*** Block opens ***
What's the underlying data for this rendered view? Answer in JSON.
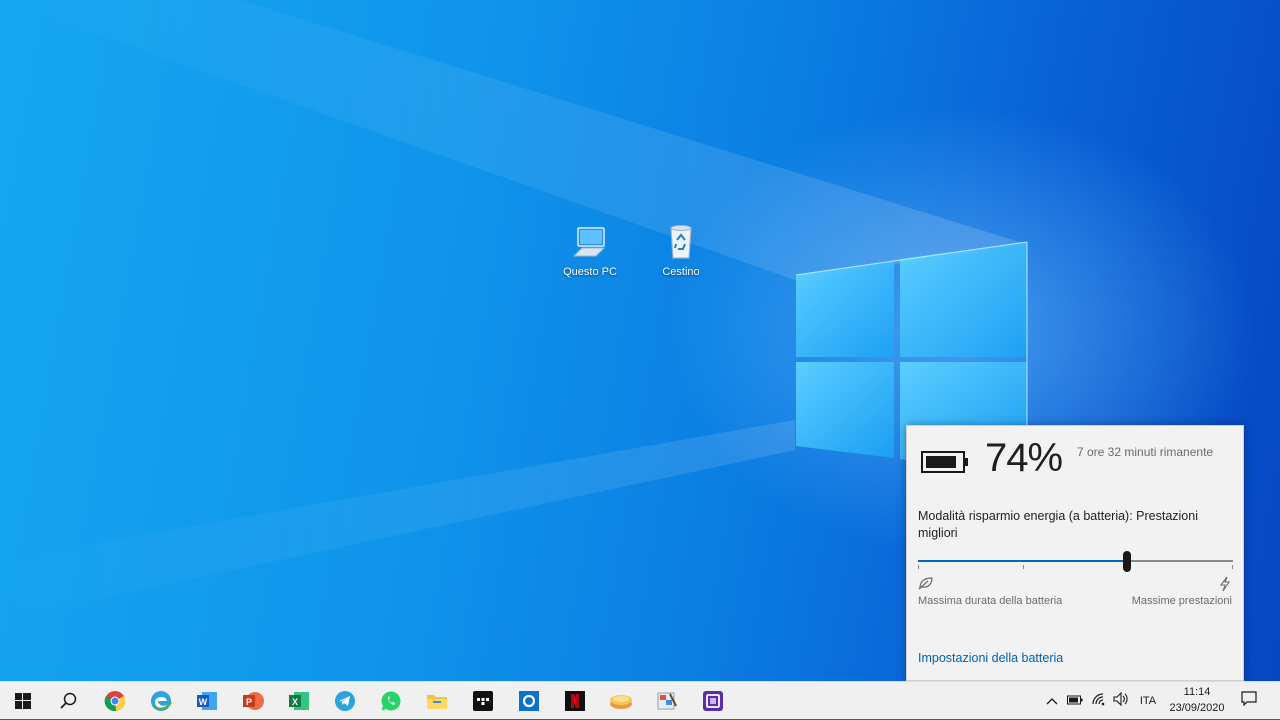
{
  "desktop": {
    "icons": [
      {
        "label": "Questo PC",
        "icon": "computer-icon"
      },
      {
        "label": "Cestino",
        "icon": "recycle-bin-icon"
      }
    ]
  },
  "battery_flyout": {
    "percent": "74%",
    "time_remaining": "7 ore 32 minuti rimanente",
    "power_mode_label": "Modalità risparmio energia (a batteria): Prestazioni migliori",
    "slider_value": 0.66,
    "left_label": "Massima durata della batteria",
    "right_label": "Massime prestazioni",
    "settings_link": "Impostazioni della batteria",
    "accent_color": "#0067c0"
  },
  "taskbar": {
    "apps": [
      "start-icon",
      "search-icon",
      "chrome-icon",
      "edge-icon",
      "word-icon",
      "powerpoint-icon",
      "excel-icon",
      "telegram-icon",
      "whatsapp-icon",
      "file-explorer-icon",
      "tidal-icon",
      "outlook-icon",
      "netflix-icon",
      "store-icon",
      "paint-icon",
      "app-icon"
    ],
    "tray": {
      "language": "ITA",
      "time": "11:14",
      "date": "23/09/2020"
    }
  }
}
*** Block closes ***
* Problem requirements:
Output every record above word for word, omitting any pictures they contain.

* Response to this task:
What's the underlying data for this rendered view? Answer in JSON.
{
  "desktop": {
    "icons": [
      {
        "label": "Questo PC",
        "icon": "computer-icon"
      },
      {
        "label": "Cestino",
        "icon": "recycle-bin-icon"
      }
    ]
  },
  "battery_flyout": {
    "percent": "74%",
    "time_remaining": "7 ore 32 minuti rimanente",
    "power_mode_label": "Modalità risparmio energia (a batteria): Prestazioni migliori",
    "slider_value": 0.66,
    "left_label": "Massima durata della batteria",
    "right_label": "Massime prestazioni",
    "settings_link": "Impostazioni della batteria",
    "accent_color": "#0067c0"
  },
  "taskbar": {
    "apps": [
      "start-icon",
      "search-icon",
      "chrome-icon",
      "edge-icon",
      "word-icon",
      "powerpoint-icon",
      "excel-icon",
      "telegram-icon",
      "whatsapp-icon",
      "file-explorer-icon",
      "tidal-icon",
      "outlook-icon",
      "netflix-icon",
      "store-icon",
      "paint-icon",
      "app-icon"
    ],
    "tray": {
      "language": "ITA",
      "time": "11:14",
      "date": "23/09/2020"
    }
  }
}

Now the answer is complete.